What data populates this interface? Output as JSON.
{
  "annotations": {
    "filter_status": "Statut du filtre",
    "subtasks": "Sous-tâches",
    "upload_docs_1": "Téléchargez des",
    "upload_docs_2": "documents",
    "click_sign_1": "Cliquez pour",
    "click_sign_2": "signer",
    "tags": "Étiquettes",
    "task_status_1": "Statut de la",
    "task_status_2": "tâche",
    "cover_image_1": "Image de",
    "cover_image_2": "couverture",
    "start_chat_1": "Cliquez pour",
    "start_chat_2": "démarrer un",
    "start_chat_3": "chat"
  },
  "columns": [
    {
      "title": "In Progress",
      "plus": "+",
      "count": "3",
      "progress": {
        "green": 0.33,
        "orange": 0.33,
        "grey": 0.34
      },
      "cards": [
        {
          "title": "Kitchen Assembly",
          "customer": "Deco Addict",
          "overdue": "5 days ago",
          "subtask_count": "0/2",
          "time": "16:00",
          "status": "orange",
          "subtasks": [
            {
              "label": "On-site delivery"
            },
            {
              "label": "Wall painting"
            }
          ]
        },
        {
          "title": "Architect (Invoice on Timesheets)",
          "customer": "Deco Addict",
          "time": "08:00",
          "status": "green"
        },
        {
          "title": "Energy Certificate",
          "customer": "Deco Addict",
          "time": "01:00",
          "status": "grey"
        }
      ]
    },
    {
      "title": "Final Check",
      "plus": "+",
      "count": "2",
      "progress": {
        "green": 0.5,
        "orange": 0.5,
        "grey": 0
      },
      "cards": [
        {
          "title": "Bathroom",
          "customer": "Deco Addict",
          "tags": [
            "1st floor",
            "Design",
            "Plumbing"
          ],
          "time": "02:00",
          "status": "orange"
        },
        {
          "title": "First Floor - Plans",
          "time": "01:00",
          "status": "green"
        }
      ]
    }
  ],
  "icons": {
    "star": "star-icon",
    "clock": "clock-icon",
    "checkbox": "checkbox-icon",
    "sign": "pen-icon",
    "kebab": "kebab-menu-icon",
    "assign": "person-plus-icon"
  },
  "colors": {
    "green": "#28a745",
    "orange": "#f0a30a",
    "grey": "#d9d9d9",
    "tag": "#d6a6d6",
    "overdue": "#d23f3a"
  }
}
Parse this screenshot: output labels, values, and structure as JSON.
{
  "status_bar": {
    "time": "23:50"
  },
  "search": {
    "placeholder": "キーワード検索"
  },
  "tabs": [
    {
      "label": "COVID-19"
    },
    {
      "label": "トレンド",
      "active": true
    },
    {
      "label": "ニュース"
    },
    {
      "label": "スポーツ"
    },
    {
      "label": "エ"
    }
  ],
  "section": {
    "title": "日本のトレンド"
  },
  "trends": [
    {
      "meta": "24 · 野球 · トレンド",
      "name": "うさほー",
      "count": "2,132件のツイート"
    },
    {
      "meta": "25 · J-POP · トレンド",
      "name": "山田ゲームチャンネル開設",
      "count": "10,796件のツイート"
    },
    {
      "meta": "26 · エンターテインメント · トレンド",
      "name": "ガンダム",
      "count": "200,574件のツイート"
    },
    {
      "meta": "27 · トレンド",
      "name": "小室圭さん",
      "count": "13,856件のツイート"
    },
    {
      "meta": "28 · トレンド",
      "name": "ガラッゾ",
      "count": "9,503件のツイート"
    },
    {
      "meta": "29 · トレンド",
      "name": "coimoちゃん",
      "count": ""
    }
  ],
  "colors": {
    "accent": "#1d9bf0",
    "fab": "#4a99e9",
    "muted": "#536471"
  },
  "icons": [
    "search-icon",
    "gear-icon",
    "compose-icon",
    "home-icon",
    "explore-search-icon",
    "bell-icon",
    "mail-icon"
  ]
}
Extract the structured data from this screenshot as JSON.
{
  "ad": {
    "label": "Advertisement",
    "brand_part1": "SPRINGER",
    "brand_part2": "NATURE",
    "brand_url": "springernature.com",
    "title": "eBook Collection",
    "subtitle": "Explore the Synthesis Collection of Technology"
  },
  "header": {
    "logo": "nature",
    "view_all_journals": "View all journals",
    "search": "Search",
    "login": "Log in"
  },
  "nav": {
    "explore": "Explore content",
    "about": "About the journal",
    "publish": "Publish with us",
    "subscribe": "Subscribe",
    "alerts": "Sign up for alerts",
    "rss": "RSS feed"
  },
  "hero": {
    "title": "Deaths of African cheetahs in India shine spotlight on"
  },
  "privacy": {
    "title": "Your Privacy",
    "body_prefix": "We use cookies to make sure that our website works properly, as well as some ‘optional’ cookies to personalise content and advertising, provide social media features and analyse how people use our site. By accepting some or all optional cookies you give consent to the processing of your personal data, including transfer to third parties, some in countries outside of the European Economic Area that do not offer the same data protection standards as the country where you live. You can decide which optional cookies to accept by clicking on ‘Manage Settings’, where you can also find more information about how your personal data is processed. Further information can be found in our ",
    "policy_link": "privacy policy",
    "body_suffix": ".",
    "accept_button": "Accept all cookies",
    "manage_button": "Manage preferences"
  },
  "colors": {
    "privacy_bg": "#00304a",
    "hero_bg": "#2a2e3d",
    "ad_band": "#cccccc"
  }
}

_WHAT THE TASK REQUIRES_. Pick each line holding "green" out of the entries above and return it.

_THE COMPLETED TASK_.
        "green": 0.33,
          "status": "green"
        "green": 0.5,
          "status": "green"
    "green": "#28a745",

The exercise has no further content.